Task item → Take the data below and filter it for lines containing the word "What"; show each line found.

******************************

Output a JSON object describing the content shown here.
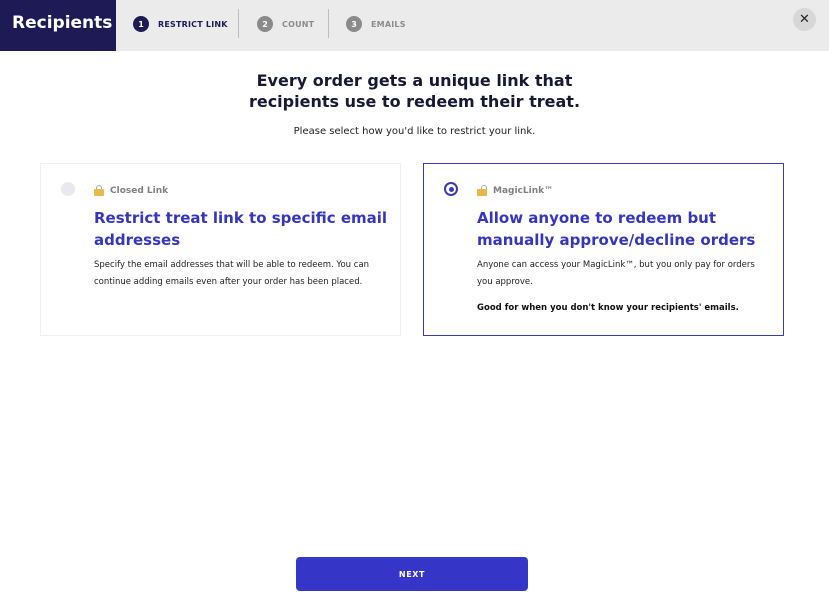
{
  "header": {
    "title": "Recipients",
    "steps": [
      {
        "number": "1",
        "label": "RESTRICT LINK"
      },
      {
        "number": "2",
        "label": "COUNT"
      },
      {
        "number": "3",
        "label": "EMAILS"
      }
    ],
    "close_icon": "close-icon"
  },
  "main": {
    "headline_line1": "Every order gets a unique link that",
    "headline_line2": "recipients use to redeem their treat.",
    "subhead": "Please select how you'd like to restrict your link."
  },
  "options": [
    {
      "tag": "Closed Link",
      "title": "Restrict treat link to specific email addresses",
      "description": "Specify the email addresses that will be able to redeem. You can continue adding emails even after your order has been placed.",
      "selected": false
    },
    {
      "tag": "MagicLink™",
      "title": "Allow anyone to redeem but manually approve/decline orders",
      "description": "Anyone can access your MagicLink™, but you only pay for orders you approve.",
      "note": "Good for when you don't know your recipients' emails.",
      "selected": true
    }
  ],
  "footer": {
    "next_label": "NEXT"
  },
  "colors": {
    "brand": "#1d1a55",
    "accent": "#3535c8"
  }
}
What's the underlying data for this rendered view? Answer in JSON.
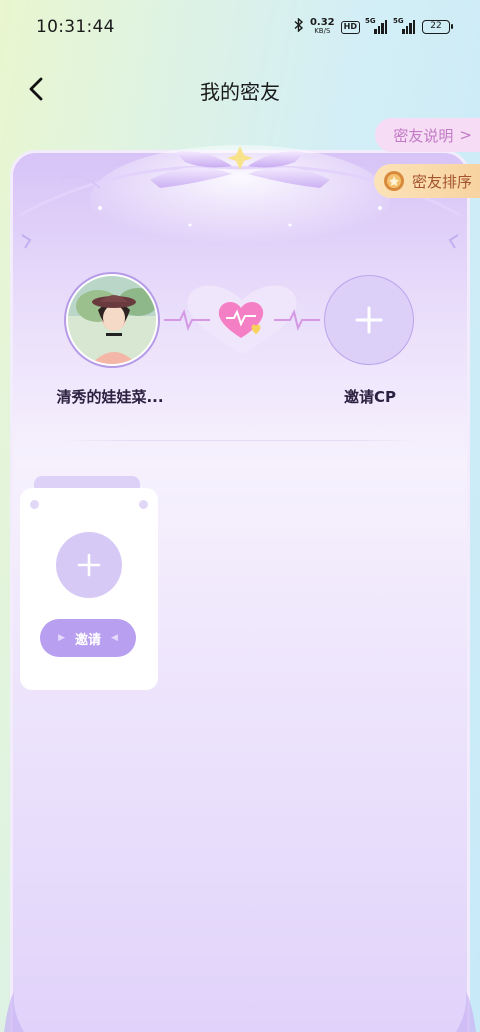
{
  "status_bar": {
    "time": "10:31:44",
    "speed_value": "0.32",
    "speed_unit": "KB/S",
    "hd": "HD",
    "signal1": "5G",
    "signal2": "5G",
    "battery": "22"
  },
  "nav": {
    "title": "我的密友"
  },
  "side_buttons": {
    "explain_label": "密友说明",
    "explain_chevron": ">",
    "rank_label": "密友排序"
  },
  "cp": {
    "user_name": "清秀的娃娃菜...",
    "invite_label": "邀请CP"
  },
  "slot": {
    "invite_button": "邀请"
  },
  "colors": {
    "accent": "#b89ff0",
    "card_top": "#d7c3f7",
    "rank_text": "#a3532e",
    "explain_text": "#c27ac6"
  },
  "icons": [
    "back-arrow-icon",
    "bluetooth-icon",
    "signal-icon",
    "battery-icon",
    "medal-icon",
    "plus-icon",
    "heart-pulse-icon"
  ]
}
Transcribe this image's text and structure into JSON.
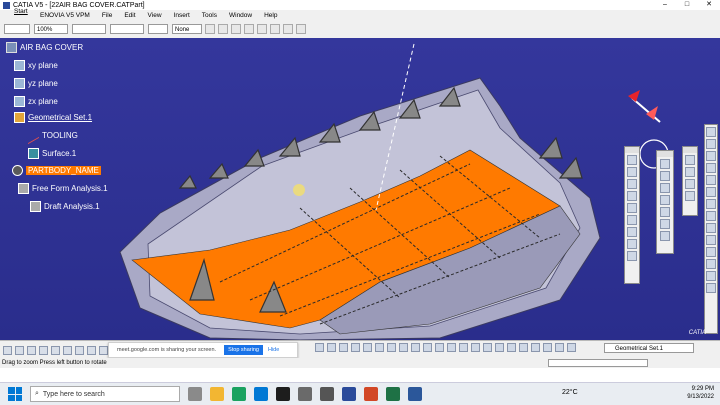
{
  "window": {
    "title": "CATIA V5 - [22AIR BAG COVER.CATPart]",
    "controls": [
      "–",
      "□",
      "✕"
    ]
  },
  "menu": {
    "items": [
      "Start",
      "ENOVIA V5 VPM",
      "File",
      "Edit",
      "View",
      "Insert",
      "Tools",
      "Window",
      "Help"
    ]
  },
  "toolbar": {
    "zoom": "100%",
    "linetype": "None"
  },
  "tree": {
    "root": "AIR BAG COVER",
    "nodes": [
      {
        "label": "xy plane"
      },
      {
        "label": "yz plane"
      },
      {
        "label": "zx plane"
      },
      {
        "label": "Geometrical Set.1"
      },
      {
        "label": "TOOLING"
      },
      {
        "label": "Surface.1"
      },
      {
        "label": "PARTBODY_NAME"
      },
      {
        "label": "Free Form Analysis.1"
      },
      {
        "label": "Draft Analysis.1"
      }
    ]
  },
  "share_bar": {
    "text": "meet.google.com is sharing your screen.",
    "stop": "Stop sharing",
    "hide": "Hide"
  },
  "current_set": "Geometrical Set.1",
  "status": {
    "text": "Drag to zoom   Press left button to rotate"
  },
  "taskbar": {
    "search_placeholder": "Type here to search",
    "weather": "22°C",
    "time": "9:29 PM",
    "date": "9/13/2022"
  },
  "colors": {
    "viewport_bg": "#2f329a",
    "highlight": "#ff7a00",
    "part_surface": "#a9a9c6"
  }
}
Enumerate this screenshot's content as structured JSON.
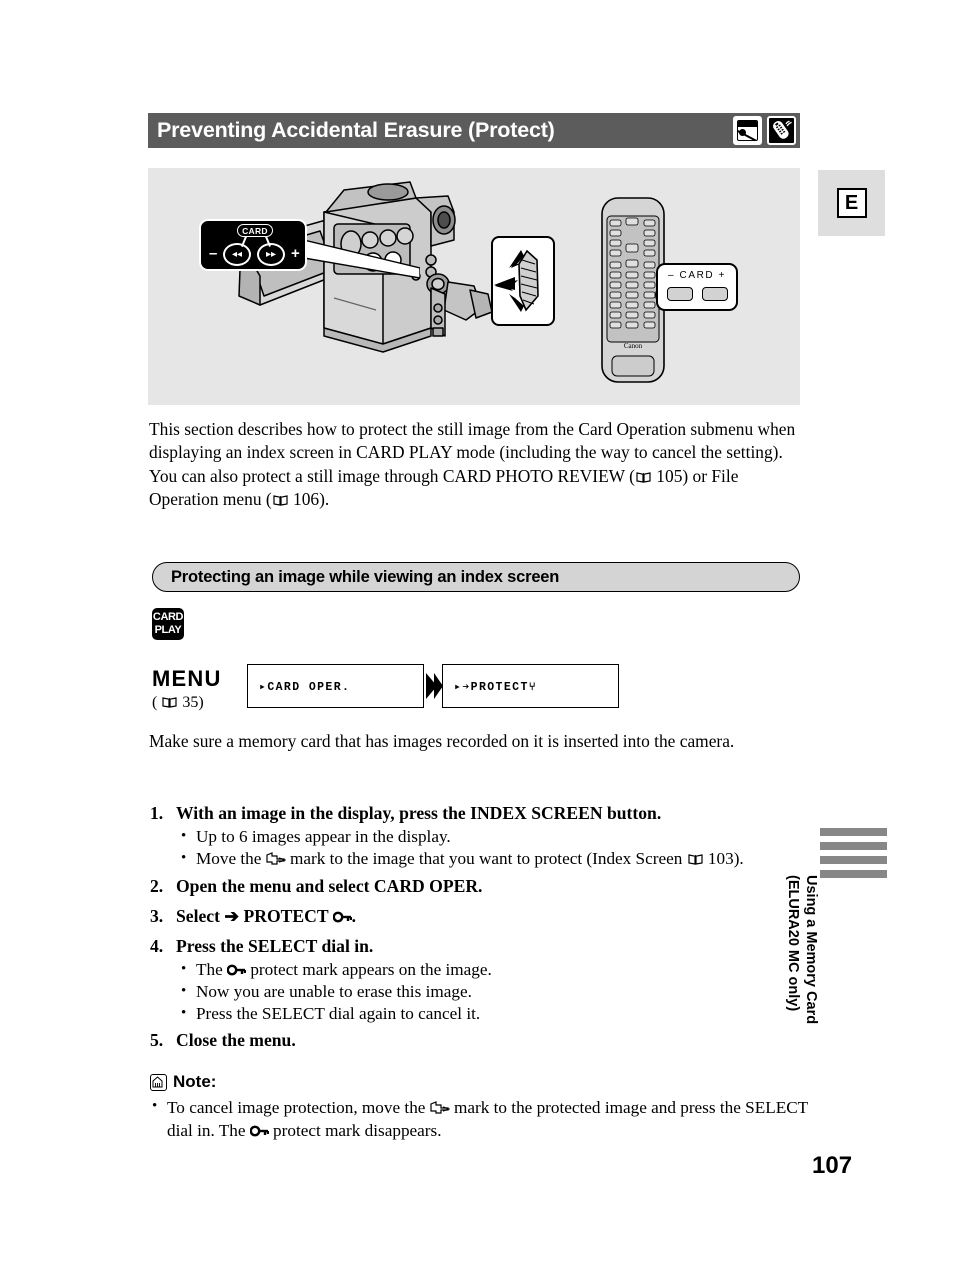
{
  "page": {
    "title": "Preventing Accidental Erasure (Protect)",
    "number": "107",
    "edition_marker": "E",
    "side_tab_line1": "Using a Memory Card",
    "side_tab_line2": "(ELURA20 MC only)"
  },
  "title_icons": [
    {
      "name": "memory-card-icon",
      "label": "Memory Card"
    },
    {
      "name": "wireless-controller-icon",
      "label": "Wireless Controller"
    }
  ],
  "illustration": {
    "lcd_callout": {
      "card_label": "CARD",
      "minus": "–",
      "plus": "+",
      "rewind_button": "◂◂",
      "forward_button": "▸▸"
    },
    "remote_callout": {
      "label": "–  CARD  +"
    }
  },
  "intro": {
    "paragraph1": "This section describes how to protect the still image from the Card Operation submenu when displaying an index screen in CARD PLAY mode (including the way to cancel the setting).",
    "paragraph2_a": "You can also protect a still image through CARD PHOTO REVIEW (",
    "paragraph2_page1": "105",
    "paragraph2_b": ") or File Operation menu (",
    "paragraph2_page2": "106",
    "paragraph2_c": ")."
  },
  "subsection": {
    "header": "Protecting an image while viewing an index screen",
    "mode_badge_line1": "CARD",
    "mode_badge_line2": "PLAY"
  },
  "menu_flow": {
    "label": "MENU",
    "ref_open": "(",
    "ref_page": "35",
    "ref_close": ")",
    "box1": "▸CARD OPER.",
    "box2": "▸➔PROTECT⑂"
  },
  "preparation": "Make sure a memory card that has images recorded on it is inserted into the camera.",
  "steps": [
    {
      "num": "1.",
      "head": "With an image in the display, press the INDEX SCREEN button.",
      "bullets": [
        {
          "text": "Up to 6 images appear in the display."
        },
        {
          "text_a": "Move the",
          "symbol": "hand-pointer",
          "text_b": "mark to the image that you want to protect (Index Screen",
          "page": "103",
          "text_c": ")."
        }
      ]
    },
    {
      "num": "2.",
      "head": "Open the menu and select CARD OPER.",
      "bullets": []
    },
    {
      "num": "3.",
      "head_a": "Select",
      "head_arrow": "➔",
      "head_b": "PROTECT",
      "head_symbol": "key",
      "head_c": ".",
      "bullets": []
    },
    {
      "num": "4.",
      "head": "Press the SELECT dial in.",
      "bullets": [
        {
          "text_a": "The",
          "symbol": "key",
          "text_b": "protect mark appears on the image."
        },
        {
          "text": "Now you are unable to erase this image."
        },
        {
          "text": "Press the SELECT dial again to cancel it."
        }
      ]
    },
    {
      "num": "5.",
      "head": "Close the menu.",
      "bullets": []
    }
  ],
  "note": {
    "title": "Note:",
    "body_a": "To cancel image protection, move the",
    "body_symbol1": "hand-pointer",
    "body_b": "mark to the protected image and press the SELECT dial in. The",
    "body_symbol2": "key",
    "body_c": "protect mark disappears."
  },
  "colors": {
    "title_bar": "#5c5c5c",
    "illustration_bg": "#e6e6e6",
    "subheader_bg": "#d4d4d4",
    "tab_gray": "#878787",
    "ebox_bg": "#dedede"
  }
}
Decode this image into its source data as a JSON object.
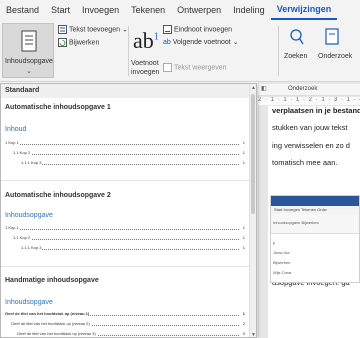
{
  "ribbon_tabs": [
    "Bestand",
    "Start",
    "Invoegen",
    "Tekenen",
    "Ontwerpen",
    "Indeling",
    "Verwijzingen"
  ],
  "ribbon": {
    "toc_button": "Inhoudsopgave",
    "add_text": "Tekst toevoegen",
    "update": "Bijwerken",
    "footnote_line1": "Voetnoot",
    "footnote_line2": "invoegen",
    "endnote": "Eindnoot invoegen",
    "next_footnote": "Volgende voetnoot",
    "show_notes": "Tekst weergeven",
    "search": "Zoeken",
    "research": "Onderzoek"
  },
  "colors": {
    "accent": "#185abd",
    "heading": "#2e74b5",
    "ribbon_bg": "#f3f3f3"
  },
  "icons": [
    "toc-icon",
    "add-text-icon",
    "update-icon",
    "endnote-icon",
    "next-footnote-icon",
    "show-notes-icon",
    "search-icon",
    "researcher-icon"
  ],
  "gallery": {
    "header": "Standaard",
    "auto1": {
      "title": "Automatische inhoudsopgave 1",
      "heading": "Inhoud",
      "entries": [
        {
          "text": "1    Kop 1",
          "page": "1"
        },
        {
          "text": "1.1    Kop 2",
          "page": "1"
        },
        {
          "text": "1.1.1    Kop 3",
          "page": "1"
        }
      ]
    },
    "auto2": {
      "title": "Automatische inhoudsopgave 2",
      "heading": "Inhoudsopgave",
      "entries": [
        {
          "text": "1    Kop 1",
          "page": "1"
        },
        {
          "text": "1.1    Kop 2",
          "page": "1"
        },
        {
          "text": "1.1.1    Kop 3",
          "page": "1"
        }
      ]
    },
    "manual": {
      "title": "Handmatige inhoudsopgave",
      "heading": "Inhoudsopgave",
      "entries": [
        {
          "text": "Geef de titel van het hoofdstuk op (niveau 1)",
          "page": "1"
        },
        {
          "text": "Geef de titel van het hoofdstuk op (niveau 2)",
          "page": "2"
        },
        {
          "text": "Geef de titel van het hoofdstuk op (niveau 3)",
          "page": "3"
        }
      ]
    }
  },
  "document": {
    "pane_title": "Onderzoek",
    "ruler": "2 · 1 · 1 · 1 · 2 · 1 · 3 · 1 · 4 · 1 · 5",
    "lines": [
      "verplaatsen in je bestand",
      "stukken van jouw tekst",
      "ing verwisselen en zo d",
      "tomatisch mee aan."
    ],
    "bottom_line": "dsopgave invoegen: ga",
    "shot": {
      "tabs": "Start  Invoegen  Tekenen  Ontw",
      "rows": [
        "Inhoudsopgave  Bijwerken",
        "p",
        "Jouw doc",
        "Bijwerken",
        "Wijs Crear"
      ]
    }
  }
}
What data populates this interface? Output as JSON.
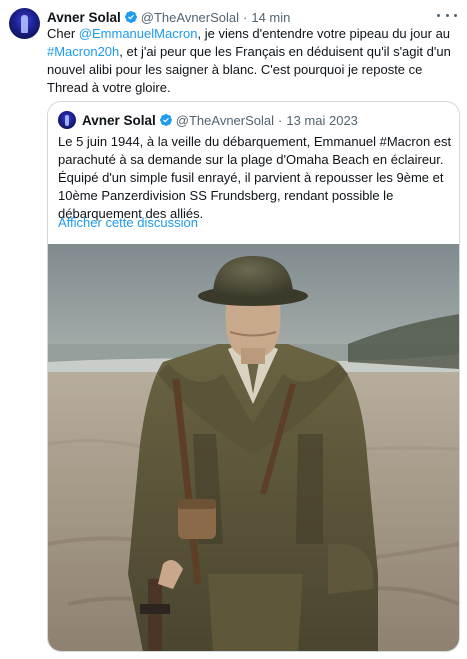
{
  "tweet": {
    "author_name": "Avner Solal",
    "handle": "@TheAvnerSolal",
    "separator": "·",
    "time": "14 min",
    "text_parts": [
      {
        "text": "Cher ",
        "type": "text"
      },
      {
        "text": "@EmmanuelMacron",
        "type": "link"
      },
      {
        "text": ", je viens d'entendre votre pipeau du jour au ",
        "type": "text"
      },
      {
        "text": "#Macron20h",
        "type": "link"
      },
      {
        "text": ", et j'ai peur que les Français en déduisent qu'il s'agit d'un nouvel alibi pour les saigner à blanc. C'est pourquoi je reposte ce Thread à votre gloire.",
        "type": "text"
      }
    ]
  },
  "quoted": {
    "author_name": "Avner Solal",
    "handle": "@TheAvnerSolal",
    "separator": "·",
    "date": "13 mai 2023",
    "text": "Le 5 juin 1944, à la veille du débarquement, Emmanuel #Macron est parachuté à sa demande sur la plage d'Omaha Beach en éclaireur. Équipé d'un simple fusil enrayé, il parvient à repousser les 9ème et 10ème Panzerdivision SS Frundsberg, rendant possible le débarquement des alliés.",
    "show_thread_label": "Afficher cette discussion"
  },
  "colors": {
    "link": "#1d9bf0",
    "verified": "#1d9bf0",
    "secondary_text": "#536471",
    "border": "#cfd9de"
  },
  "icons": {
    "verified": "verified-badge-icon",
    "more": "more-options-icon"
  }
}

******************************

Response to this task →
What's the underlying data for this rendered view? Answer in JSON.
What data populates this interface? Output as JSON.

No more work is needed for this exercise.